and its that indifference to the plight of others that makes me feel that his work resonates with me now in our current cultural moment. when i see his crude patterns of interconnected humanoid figures, full of movement and spontaneity, i am reminded of our collective kinship and our mutual obligations to each other. to me that was his message.
our humanity connects us.
that message was powerful in a NYC 80s art context where peers and loved ones were passing on from the new Black Death within a political/cultural/societal context that didn't recognize or have any compassion. reagan didnt give a shit. neither did any catholic priest.
feels the same way now with many families being separated, mothers and fathers having their children kidnapped in OUR NAME. that indifference kills me yet it perpetuates what i see in our media and in our culture. i had the pleasure of living in Myanmar and i witnessed this same indifference to their other, the ROHINGYA. living one lived reality while knowing full well that atrocities and war crimes where only a few hundred miles away.
no difference here stateside. we are deluding ourselves with our indifference.
RIP keith haring. thank you for your message of inclusivity and tenderness and continually reminding us of our obligation to each other.
Painting (1946), Oil on Linen, Museum of Modern Art
FRANCIS BACON was a 20th century british painter best known for his post-WWII work that often included crude depictions of animal carcasses, popes, and portraits of himself and his peers. it is often said that his work related an existential unease of many during the post-war period where many were forced to reevaluate their place in the world, both as individuals and nationally. being a highly intelligent homosexual man during this dark, less-enlightened period only further compounded such national and individual issues of identity.

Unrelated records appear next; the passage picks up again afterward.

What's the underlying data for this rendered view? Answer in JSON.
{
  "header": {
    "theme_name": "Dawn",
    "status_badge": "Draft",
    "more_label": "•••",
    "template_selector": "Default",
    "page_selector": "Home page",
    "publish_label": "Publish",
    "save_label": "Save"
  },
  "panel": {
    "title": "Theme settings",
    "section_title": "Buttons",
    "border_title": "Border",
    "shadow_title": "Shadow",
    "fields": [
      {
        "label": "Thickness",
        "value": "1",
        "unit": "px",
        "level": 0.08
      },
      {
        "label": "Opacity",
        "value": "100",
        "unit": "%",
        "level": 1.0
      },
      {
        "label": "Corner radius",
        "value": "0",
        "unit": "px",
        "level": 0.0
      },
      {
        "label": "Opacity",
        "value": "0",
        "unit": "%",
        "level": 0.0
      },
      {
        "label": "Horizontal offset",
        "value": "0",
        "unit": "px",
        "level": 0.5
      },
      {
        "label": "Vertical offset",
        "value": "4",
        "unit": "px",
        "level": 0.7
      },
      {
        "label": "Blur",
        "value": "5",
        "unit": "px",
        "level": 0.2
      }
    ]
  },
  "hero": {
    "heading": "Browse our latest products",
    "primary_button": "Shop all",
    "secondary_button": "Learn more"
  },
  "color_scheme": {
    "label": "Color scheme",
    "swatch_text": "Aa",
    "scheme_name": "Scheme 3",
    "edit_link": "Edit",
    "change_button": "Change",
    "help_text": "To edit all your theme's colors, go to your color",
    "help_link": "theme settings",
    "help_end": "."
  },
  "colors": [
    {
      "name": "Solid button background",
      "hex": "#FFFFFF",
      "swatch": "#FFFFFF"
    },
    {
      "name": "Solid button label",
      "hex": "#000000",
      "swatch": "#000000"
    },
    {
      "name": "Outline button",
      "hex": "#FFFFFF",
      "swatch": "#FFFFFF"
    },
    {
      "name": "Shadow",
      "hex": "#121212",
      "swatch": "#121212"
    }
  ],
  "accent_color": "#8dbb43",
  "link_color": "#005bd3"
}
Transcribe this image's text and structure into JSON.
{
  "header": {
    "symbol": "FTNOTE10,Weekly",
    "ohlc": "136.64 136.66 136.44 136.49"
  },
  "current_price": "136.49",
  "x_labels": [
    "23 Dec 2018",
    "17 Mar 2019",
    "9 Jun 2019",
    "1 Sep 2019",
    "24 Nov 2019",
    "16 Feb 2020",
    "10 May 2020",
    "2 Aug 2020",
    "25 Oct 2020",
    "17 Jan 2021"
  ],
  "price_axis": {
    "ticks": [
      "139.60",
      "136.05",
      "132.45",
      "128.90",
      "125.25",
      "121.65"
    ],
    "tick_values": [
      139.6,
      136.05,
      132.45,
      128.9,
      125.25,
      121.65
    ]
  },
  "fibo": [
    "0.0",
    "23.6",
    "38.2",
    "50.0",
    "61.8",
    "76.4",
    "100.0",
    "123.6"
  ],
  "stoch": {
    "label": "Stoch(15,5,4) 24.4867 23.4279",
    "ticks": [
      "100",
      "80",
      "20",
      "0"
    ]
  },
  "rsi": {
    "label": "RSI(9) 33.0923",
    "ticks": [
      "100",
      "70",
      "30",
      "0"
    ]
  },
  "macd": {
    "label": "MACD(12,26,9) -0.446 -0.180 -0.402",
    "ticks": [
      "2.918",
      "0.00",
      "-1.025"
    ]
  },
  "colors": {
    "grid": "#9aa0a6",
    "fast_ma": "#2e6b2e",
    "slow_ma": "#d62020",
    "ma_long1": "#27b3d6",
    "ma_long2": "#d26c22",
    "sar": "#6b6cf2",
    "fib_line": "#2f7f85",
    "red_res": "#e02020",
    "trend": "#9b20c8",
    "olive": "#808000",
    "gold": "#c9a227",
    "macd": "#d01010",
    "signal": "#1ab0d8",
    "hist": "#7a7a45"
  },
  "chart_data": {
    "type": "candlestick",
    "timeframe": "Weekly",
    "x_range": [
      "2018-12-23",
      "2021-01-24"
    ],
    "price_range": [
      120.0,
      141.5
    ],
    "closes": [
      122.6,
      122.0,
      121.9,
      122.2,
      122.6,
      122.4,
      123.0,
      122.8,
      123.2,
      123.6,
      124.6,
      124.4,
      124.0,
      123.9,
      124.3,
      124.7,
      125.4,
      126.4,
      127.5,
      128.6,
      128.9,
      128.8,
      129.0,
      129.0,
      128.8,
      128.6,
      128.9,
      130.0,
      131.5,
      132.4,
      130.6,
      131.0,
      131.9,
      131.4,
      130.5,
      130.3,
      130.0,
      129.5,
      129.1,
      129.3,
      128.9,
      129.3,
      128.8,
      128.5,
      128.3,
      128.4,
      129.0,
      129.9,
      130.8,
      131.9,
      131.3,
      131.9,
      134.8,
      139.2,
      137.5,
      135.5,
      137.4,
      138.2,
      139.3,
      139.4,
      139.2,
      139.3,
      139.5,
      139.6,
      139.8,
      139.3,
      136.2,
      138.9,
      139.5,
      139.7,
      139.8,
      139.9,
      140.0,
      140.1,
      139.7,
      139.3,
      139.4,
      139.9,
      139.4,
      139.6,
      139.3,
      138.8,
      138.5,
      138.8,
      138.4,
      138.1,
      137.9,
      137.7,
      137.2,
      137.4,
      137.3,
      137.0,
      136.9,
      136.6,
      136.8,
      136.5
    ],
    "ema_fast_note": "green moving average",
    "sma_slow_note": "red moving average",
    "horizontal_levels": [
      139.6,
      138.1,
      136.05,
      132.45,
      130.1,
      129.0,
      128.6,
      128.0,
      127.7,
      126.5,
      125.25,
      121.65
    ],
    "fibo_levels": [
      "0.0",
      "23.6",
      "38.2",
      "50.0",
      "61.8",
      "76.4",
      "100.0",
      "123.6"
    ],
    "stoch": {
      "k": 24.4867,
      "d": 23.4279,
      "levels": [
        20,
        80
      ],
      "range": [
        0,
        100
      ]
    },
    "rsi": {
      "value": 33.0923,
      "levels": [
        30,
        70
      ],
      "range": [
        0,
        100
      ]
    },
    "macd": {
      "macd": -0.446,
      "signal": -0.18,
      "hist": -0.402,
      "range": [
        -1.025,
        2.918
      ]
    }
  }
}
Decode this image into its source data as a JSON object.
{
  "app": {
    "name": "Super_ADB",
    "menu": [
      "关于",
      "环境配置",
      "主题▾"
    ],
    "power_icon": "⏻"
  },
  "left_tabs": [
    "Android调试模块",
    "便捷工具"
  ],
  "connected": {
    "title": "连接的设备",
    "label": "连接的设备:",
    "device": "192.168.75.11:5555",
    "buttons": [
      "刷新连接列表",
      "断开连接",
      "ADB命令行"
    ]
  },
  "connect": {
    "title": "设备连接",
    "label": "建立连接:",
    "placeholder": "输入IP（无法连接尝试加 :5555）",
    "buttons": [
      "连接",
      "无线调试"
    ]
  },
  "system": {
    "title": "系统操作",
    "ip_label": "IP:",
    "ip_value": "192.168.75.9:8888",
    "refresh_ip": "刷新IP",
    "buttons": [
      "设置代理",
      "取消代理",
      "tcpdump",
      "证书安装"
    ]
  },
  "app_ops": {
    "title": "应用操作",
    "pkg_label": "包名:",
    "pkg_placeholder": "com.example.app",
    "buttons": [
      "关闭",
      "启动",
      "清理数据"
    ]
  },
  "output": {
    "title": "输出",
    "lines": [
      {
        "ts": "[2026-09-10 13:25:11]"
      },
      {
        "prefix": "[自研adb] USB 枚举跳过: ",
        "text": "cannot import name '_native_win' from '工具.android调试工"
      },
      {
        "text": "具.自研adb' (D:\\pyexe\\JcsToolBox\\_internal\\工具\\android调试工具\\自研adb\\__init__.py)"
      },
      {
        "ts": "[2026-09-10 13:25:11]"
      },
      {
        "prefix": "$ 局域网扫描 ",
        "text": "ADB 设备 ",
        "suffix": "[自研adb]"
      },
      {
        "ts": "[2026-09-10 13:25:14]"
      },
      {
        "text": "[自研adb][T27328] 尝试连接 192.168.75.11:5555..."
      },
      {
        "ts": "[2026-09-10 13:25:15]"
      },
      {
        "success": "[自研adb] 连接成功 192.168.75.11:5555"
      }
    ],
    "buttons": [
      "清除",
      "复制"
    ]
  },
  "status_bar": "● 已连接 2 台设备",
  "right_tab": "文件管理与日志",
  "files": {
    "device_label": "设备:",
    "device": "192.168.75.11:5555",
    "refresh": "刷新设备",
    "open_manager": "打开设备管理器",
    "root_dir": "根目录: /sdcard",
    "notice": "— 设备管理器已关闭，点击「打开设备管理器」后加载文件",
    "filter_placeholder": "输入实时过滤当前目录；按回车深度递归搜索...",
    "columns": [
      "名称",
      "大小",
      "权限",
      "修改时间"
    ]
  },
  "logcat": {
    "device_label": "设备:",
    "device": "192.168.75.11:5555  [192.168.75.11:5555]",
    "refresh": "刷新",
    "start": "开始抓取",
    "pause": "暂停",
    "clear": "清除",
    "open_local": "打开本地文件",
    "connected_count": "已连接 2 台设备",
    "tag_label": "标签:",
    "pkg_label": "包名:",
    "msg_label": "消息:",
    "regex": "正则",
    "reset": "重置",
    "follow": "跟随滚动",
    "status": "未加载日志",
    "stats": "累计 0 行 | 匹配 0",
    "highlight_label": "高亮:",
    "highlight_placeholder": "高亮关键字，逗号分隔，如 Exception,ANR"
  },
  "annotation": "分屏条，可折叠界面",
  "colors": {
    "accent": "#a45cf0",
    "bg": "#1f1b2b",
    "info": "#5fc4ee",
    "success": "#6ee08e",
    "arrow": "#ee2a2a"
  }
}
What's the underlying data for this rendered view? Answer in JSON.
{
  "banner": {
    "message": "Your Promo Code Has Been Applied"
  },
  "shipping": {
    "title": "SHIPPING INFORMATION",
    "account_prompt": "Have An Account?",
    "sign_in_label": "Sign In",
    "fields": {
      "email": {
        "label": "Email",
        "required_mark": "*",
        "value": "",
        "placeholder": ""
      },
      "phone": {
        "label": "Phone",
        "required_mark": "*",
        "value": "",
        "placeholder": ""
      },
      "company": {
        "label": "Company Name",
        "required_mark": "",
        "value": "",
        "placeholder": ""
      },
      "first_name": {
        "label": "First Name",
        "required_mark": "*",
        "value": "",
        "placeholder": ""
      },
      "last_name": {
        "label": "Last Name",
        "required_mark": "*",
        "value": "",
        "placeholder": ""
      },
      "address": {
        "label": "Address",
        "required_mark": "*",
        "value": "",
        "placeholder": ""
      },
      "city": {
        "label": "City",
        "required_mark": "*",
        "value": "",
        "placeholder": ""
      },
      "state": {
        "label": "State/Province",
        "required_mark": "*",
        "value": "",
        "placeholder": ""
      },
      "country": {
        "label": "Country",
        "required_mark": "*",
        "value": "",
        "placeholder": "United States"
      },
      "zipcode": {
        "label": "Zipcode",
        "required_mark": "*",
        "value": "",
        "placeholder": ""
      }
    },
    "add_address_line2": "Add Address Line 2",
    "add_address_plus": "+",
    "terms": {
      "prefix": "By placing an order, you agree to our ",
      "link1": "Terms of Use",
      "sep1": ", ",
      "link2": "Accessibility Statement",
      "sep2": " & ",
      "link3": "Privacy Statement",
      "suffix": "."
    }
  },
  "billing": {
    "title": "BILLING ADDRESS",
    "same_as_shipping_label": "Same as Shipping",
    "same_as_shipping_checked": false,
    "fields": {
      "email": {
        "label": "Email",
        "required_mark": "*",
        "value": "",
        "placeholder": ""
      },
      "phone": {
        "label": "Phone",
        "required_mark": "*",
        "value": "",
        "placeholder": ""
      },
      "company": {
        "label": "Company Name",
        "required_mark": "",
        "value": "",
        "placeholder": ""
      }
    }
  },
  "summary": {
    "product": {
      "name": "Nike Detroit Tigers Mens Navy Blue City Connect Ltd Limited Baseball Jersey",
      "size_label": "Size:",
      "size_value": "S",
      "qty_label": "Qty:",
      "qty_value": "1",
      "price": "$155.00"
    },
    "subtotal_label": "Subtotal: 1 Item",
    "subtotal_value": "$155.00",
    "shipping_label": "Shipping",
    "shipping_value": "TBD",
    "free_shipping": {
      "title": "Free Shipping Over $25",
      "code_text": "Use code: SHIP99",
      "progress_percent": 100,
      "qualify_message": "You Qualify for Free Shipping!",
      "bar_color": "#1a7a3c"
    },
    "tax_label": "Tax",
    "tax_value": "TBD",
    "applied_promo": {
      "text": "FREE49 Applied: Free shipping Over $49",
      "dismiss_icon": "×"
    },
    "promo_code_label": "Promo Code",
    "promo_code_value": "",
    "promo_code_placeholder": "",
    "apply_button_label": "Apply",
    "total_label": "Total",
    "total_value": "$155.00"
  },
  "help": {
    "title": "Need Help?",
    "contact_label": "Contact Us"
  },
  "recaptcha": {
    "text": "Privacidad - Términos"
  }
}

i find his work fascinatingly inventive and gloriously opaque, its fractured nature almost the art analogue to LEWIS CARROLL, except way more self-examining in nature and more sinister in its implications for what constitutes human nature. essentially his beauty is visible in the grotesque and unsavory dark corners of the human psyche.
his work has influenced countless artists, a recent example being the MARK ROMANECK-directed 1994 video for the NINE INCH NAILS song "CLOSER" (embedded below).
if interested, i found this 1966 BBC documentary "FRAGEMENTS OF A PORTRAIT" to be particularly insightful into the psyche of this most impenetrable of artists.
Caravaggio, Michelangelo Merisi da
"Judith Beheading Holofernes" (1598), oil on canvas, Galleria Nazionale dell'Arte Antica Rome
CARAVAGGIO was a 16/17th century italian painter during the counter-reformation. that's all well and good, but the reason i adore his work is the visceral realism they portray. his figures don't seem to be a part of some faint idyllic plane, as most religious paintings of the period i've experienced seeming do. in his paintings, CARAVAGGIO's figures deal with issues of aging, decay, indulgence, exhaustion and pain. especially pain.
his work is well worth seeking out if you get the opportunity. a few are scattered throughout the united states. luckily four of his works are part of the permanent collection at THE MET, two on current display being "THE MUSICIANS" (1597) and "THE DENIAL OF ST. PETER" (1610), but most of his notable works are at museums and catholic churches and cathedrals across italy.
embedded below is an excellent BBC documentary by COLUMBIA UNIVERSITY art history professor SIMON SCHAMA as part of his 2006 "POWER OF ART" series. it is worth watching.